Do not go gentle into that good night, says Dylan Thomas to his father.
Old age should burn and rave at close of day;
Rage, rage against the dying of the light.

Let us not go gentle into underfunded retirement, but rage against a system that has so many of us struggling to achieve what we contributed to, a comfortable, productive and happy closing of our years.

Saturday, July 23, 2016

My best years

My best years, the last twenty-seven, have been living in Wardsboro, married to Chérie, step father to Emi and Eri, and sharing our home with a number of Cairn Terriers. From my arrival in town, on advice from my late father-in-law Tim Keeler, I’ve been involved in various community activities: health officer, Fourth of July Parade, select board, school board and four terms as our state representative to the Vermont House. Looking out for our town and our district has always been my reason for public  service, and so actions by the state legislature over the last two years have caused me  concern.
My eight years in Montpelier protecting community control of eduction, small schools and choice have been jeopardized by Act 46. Instead of lowering property taxes which was the clear call from voters in the last election, the legislature diverted attention to governance, addressing problems that did not exist, while adding complications and confusion to the work of our dedicated school boards.
The results of the March presidential primaries demonstrate voter dissatisfaction  with present economic conditions, and while the legislature continues a quest for elusive good paying jobs, it overlooks the challenges of the current, underpaid creators of our district economy, the housekeepers, ski lift operators and service and retail employees.
To look out for our own, hard working families and students in our town and district, to fight for a livable wage for all and community centered education, and to continue my commitment to work with you at home and for you in Montpelier, I am running to retake the Windham-Bennington House seat.
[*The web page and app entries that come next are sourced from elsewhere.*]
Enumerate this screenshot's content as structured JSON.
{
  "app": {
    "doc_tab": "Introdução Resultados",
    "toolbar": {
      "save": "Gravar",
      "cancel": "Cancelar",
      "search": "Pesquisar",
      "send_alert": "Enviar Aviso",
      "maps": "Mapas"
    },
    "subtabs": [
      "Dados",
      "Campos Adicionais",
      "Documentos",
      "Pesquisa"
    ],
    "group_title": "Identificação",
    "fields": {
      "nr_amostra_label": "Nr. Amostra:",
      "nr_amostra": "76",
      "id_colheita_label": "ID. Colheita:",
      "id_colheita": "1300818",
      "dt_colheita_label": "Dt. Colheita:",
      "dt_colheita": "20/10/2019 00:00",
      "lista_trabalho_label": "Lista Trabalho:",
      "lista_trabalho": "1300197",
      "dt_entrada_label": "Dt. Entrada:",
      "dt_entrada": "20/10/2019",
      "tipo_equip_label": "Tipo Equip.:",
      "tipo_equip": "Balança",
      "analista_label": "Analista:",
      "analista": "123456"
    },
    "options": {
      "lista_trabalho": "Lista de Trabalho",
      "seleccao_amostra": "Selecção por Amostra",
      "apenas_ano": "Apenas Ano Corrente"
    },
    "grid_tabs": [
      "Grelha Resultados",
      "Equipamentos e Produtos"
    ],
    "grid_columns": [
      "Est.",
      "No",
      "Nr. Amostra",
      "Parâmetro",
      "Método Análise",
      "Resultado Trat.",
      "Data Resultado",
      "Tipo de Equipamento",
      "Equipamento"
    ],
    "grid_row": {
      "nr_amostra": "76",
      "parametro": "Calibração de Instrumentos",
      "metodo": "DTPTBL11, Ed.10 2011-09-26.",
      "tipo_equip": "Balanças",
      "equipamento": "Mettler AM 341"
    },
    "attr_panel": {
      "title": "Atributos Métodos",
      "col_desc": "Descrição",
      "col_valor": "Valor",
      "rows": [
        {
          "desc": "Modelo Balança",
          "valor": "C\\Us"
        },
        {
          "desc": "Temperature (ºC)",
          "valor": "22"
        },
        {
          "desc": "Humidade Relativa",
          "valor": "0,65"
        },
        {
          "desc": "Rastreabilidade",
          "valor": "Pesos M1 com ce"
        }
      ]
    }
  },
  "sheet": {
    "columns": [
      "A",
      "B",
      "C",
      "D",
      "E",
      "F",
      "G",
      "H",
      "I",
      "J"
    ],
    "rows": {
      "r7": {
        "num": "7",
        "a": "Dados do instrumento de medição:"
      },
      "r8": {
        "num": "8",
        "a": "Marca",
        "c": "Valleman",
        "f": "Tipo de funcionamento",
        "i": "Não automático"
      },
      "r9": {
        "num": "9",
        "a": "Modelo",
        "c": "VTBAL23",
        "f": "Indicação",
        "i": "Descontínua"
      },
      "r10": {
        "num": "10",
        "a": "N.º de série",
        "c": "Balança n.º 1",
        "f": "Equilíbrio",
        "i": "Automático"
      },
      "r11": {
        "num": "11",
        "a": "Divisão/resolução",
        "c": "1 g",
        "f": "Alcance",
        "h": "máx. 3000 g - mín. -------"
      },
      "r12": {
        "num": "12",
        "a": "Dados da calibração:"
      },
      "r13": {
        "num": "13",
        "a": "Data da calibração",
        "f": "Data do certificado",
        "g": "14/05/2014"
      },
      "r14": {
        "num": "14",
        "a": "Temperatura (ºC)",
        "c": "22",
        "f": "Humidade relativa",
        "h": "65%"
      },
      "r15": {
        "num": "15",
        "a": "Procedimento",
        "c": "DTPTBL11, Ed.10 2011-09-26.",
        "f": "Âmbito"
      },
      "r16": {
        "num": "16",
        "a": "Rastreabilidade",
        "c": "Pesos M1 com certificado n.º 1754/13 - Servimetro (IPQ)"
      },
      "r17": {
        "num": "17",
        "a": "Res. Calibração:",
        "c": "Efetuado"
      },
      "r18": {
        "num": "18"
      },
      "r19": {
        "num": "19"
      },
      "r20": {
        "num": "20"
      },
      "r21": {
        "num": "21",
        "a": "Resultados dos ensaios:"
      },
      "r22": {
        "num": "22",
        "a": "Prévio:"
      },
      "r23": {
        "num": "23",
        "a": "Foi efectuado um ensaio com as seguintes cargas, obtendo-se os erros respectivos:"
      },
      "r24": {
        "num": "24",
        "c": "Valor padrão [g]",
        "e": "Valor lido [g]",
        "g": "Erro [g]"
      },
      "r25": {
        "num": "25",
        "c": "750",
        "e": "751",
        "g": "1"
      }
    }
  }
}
I ask for your support in the primary in August and the general election in November.
Thank you, John Moran, Wardsboro.

Bucketville News — July, 2106

Monday, April 11, 2016

$15 Minimum Wage

Rights and Democracy
Press Conference
March 9, 2016
Cedar Creek Room

Every town in Vermont voted for Senator Sanders in the recent Democratic primary.

Like Bernie, people are angry.
Oppressed by a rigged economy.
Working harder, longer hours for less pay.

Especially those in the retail, tourism and service industries.
The salesman, the waitress, the handy man, the chambermaid, the house keeper, the nursing assistant, the home care provider.
The creators of our economy and providers of our human services.
By use of head, heart and hand every one of them already earns a livable wage.
They're just not paid that.
Through wage theft, they are relegated to servitude.

No business that does not pay a livable wage, according to FDR, has a right to exist.
And I say that no business is entitled to tax considerations in Vermont that does not create jobs that at least pay a livable wage..

In a country where twenty individuals possess as much wealth as one hundred, sixty-five million Americans, it is safe to say that our economic system is not working.

It is time to join Rights and Democracy and Senator Bernie Sanders in a call for economic/social justice and environmental sanity.

And let us start with a livable wage of at least fifteen dollars an hour for all Vermonters.